- INPUT DATA -
-- Opening Marker --
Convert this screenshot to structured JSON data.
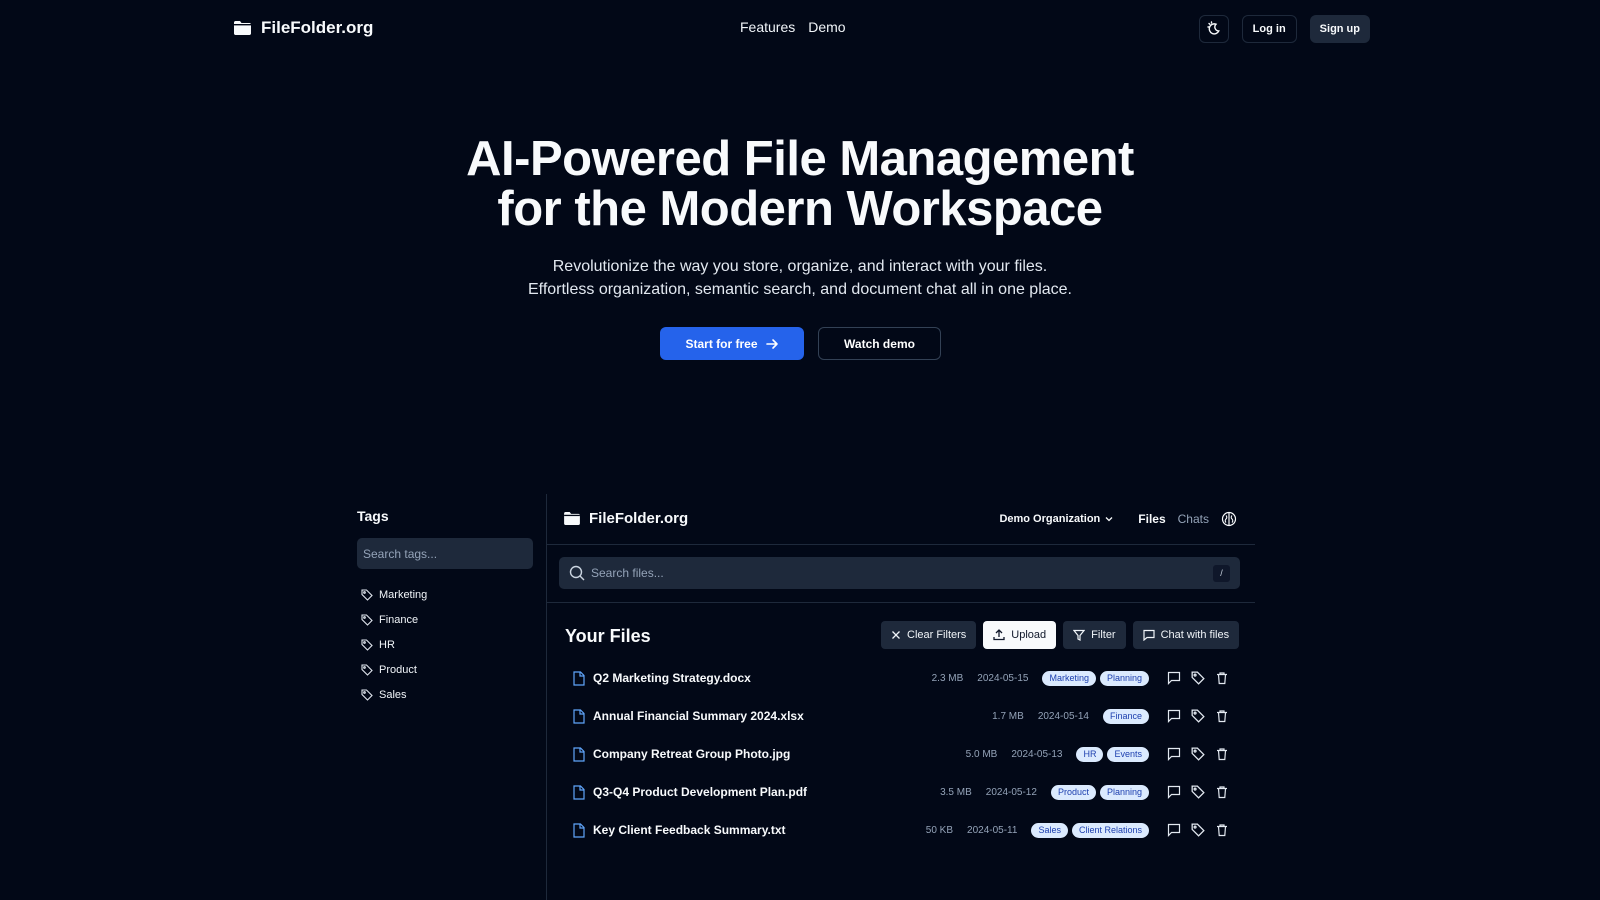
{
  "nav": {
    "brand": "FileFolder.org",
    "links": [
      "Features",
      "Demo"
    ],
    "login": "Log in",
    "signup": "Sign up",
    "icons": {
      "brand": "folder-icon",
      "theme": "theme-toggle-icon"
    }
  },
  "hero": {
    "title_line1": "AI-Powered File Management",
    "title_line2": "for the Modern Workspace",
    "subtitle_line1": "Revolutionize the way you store, organize, and interact with your files.",
    "subtitle_line2": "Effortless organization, semantic search, and document chat all in one place.",
    "cta_primary": "Start for free",
    "cta_secondary": "Watch demo"
  },
  "demo": {
    "sidebar": {
      "title": "Tags",
      "search_placeholder": "Search tags...",
      "tags": [
        "Marketing",
        "Finance",
        "HR",
        "Product",
        "Sales"
      ]
    },
    "header": {
      "brand": "FileFolder.org",
      "organization": "Demo Organization",
      "tab_files": "Files",
      "tab_chats": "Chats"
    },
    "search": {
      "placeholder": "Search files...",
      "shortcut": "/"
    },
    "files_title": "Your Files",
    "toolbar": {
      "clear_filters": "Clear Filters",
      "upload": "Upload",
      "filter": "Filter",
      "chat": "Chat with files"
    },
    "files": [
      {
        "name": "Q2 Marketing Strategy.docx",
        "size": "2.3 MB",
        "date": "2024-05-15",
        "tags": [
          "Marketing",
          "Planning"
        ]
      },
      {
        "name": "Annual Financial Summary 2024.xlsx",
        "size": "1.7 MB",
        "date": "2024-05-14",
        "tags": [
          "Finance"
        ]
      },
      {
        "name": "Company Retreat Group Photo.jpg",
        "size": "5.0 MB",
        "date": "2024-05-13",
        "tags": [
          "HR",
          "Events"
        ]
      },
      {
        "name": "Q3-Q4 Product Development Plan.pdf",
        "size": "3.5 MB",
        "date": "2024-05-12",
        "tags": [
          "Product",
          "Planning"
        ]
      },
      {
        "name": "Key Client Feedback Summary.txt",
        "size": "50 KB",
        "date": "2024-05-11",
        "tags": [
          "Sales",
          "Client Relations"
        ]
      }
    ]
  },
  "colors": {
    "background": "#020817",
    "primary": "#2563eb",
    "surface": "#1e293b",
    "badge_bg": "#dbeafe",
    "badge_text": "#1e40af"
  }
}
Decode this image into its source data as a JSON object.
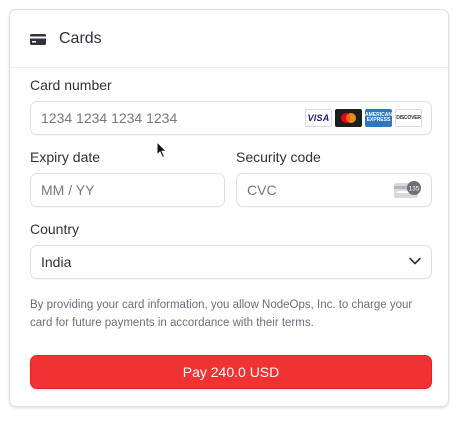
{
  "header": {
    "title": "Cards",
    "icon": "credit-card-icon"
  },
  "card_number": {
    "label": "Card number",
    "placeholder": "1234 1234 1234 1234",
    "brands": [
      {
        "name": "visa",
        "text": "VISA"
      },
      {
        "name": "mastercard",
        "text": ""
      },
      {
        "name": "amex",
        "text": "AMERICAN EXPRESS"
      },
      {
        "name": "discover",
        "text": "DISCOVER"
      }
    ]
  },
  "expiry": {
    "label": "Expiry date",
    "placeholder": "MM / YY"
  },
  "security": {
    "label": "Security code",
    "placeholder": "CVC",
    "icon": "cvc-card-icon",
    "icon_text": "135"
  },
  "country": {
    "label": "Country",
    "value": "India",
    "icon": "chevron-down-icon"
  },
  "disclaimer": "By providing your card information, you allow NodeOps, Inc. to charge your card for future payments in accordance with their terms.",
  "pay_button": {
    "label": "Pay 240.0 USD",
    "color": "#f03232"
  }
}
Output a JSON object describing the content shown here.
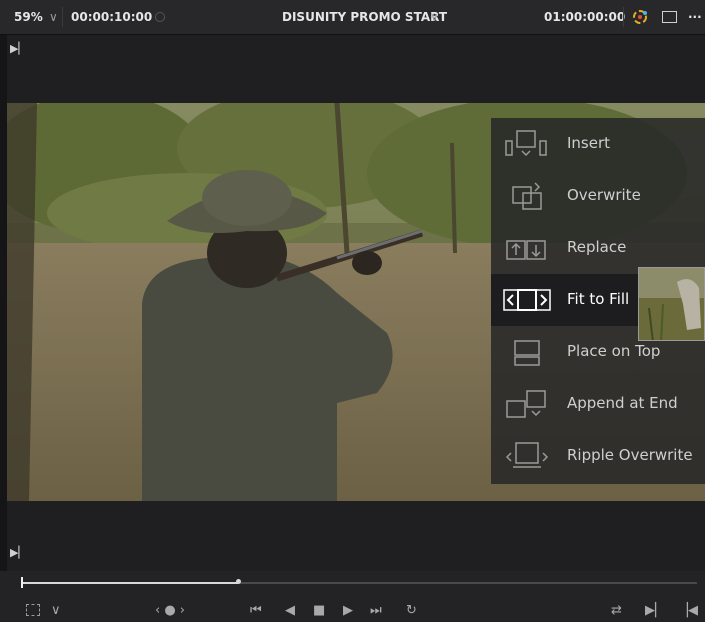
{
  "topbar": {
    "zoom": "59%",
    "zoom_caret": "∨",
    "timecode_left": "00:00:10:00",
    "title": "DISUNITY PROMO START",
    "title_caret": "∨",
    "timecode_right": "01:00:00:00",
    "more": "···"
  },
  "viewer": {
    "in_mark": "▶▏",
    "out_mark": "▶▏"
  },
  "edit_overlay": {
    "items": [
      {
        "label": "Insert",
        "icon": "insert-icon"
      },
      {
        "label": "Overwrite",
        "icon": "overwrite-icon"
      },
      {
        "label": "Replace",
        "icon": "replace-icon"
      },
      {
        "label": "Fit to Fill",
        "icon": "fit-to-fill-icon"
      },
      {
        "label": "Place on Top",
        "icon": "place-on-top-icon"
      },
      {
        "label": "Append at End",
        "icon": "append-at-end-icon"
      },
      {
        "label": "Ripple Overwrite",
        "icon": "ripple-overwrite-icon"
      }
    ],
    "selected": "Fit to Fill"
  },
  "transport": {
    "scrubber_position": 0.32,
    "clip_caret": "∨",
    "jog": "‹ ● ›",
    "prev_clip": "⏮",
    "reverse": "◀",
    "stop": "■",
    "play": "▶",
    "next_clip": "⏭",
    "loop": "↻",
    "match_frame": "⇄",
    "mark_in": "▶▏",
    "mark_out": "▕◀"
  },
  "colors": {
    "overlay_bg": "#262628",
    "selected_bg": "#1d1d1f",
    "accent_red": "#e84b3c"
  }
}
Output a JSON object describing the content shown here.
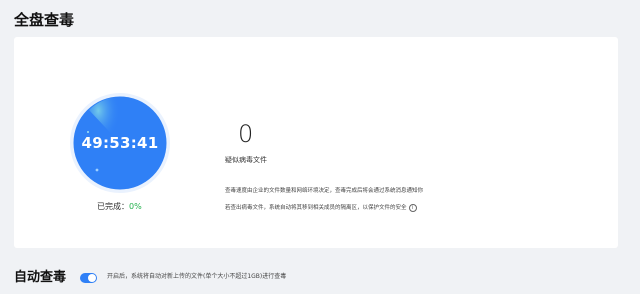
{
  "page": {
    "title": "全盘查毒"
  },
  "scan": {
    "timer": "49:53:41",
    "progress_label": "已完成：",
    "progress_value": "0%",
    "progress_fraction": 0.0,
    "ring_color": "#2f80f6",
    "ring_border_color": "#d9e7fd"
  },
  "result": {
    "count": "0",
    "count_label": "疑似病毒文件",
    "description_line1": "查毒速度由企业的文件数量和网络环境决定，查毒完成后将会通过系统消息通知你",
    "description_line2": "若查出病毒文件，系统自动将其移到相关成员的隔离区，以保护文件的安全",
    "info_icon": "info-icon"
  },
  "auto_scan": {
    "title": "自动查毒",
    "toggle_on": true,
    "toggle_color": "#2f80f6",
    "description": "开启后，系统将自动对新上传的文件(单个大小不超过1GB)进行查毒"
  }
}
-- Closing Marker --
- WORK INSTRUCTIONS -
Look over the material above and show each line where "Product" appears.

- ANSWER FOR THIS EXERCISE -
        "Product",
        "name": "Q3-Q4 Product Development Plan.pdf",
          "Product",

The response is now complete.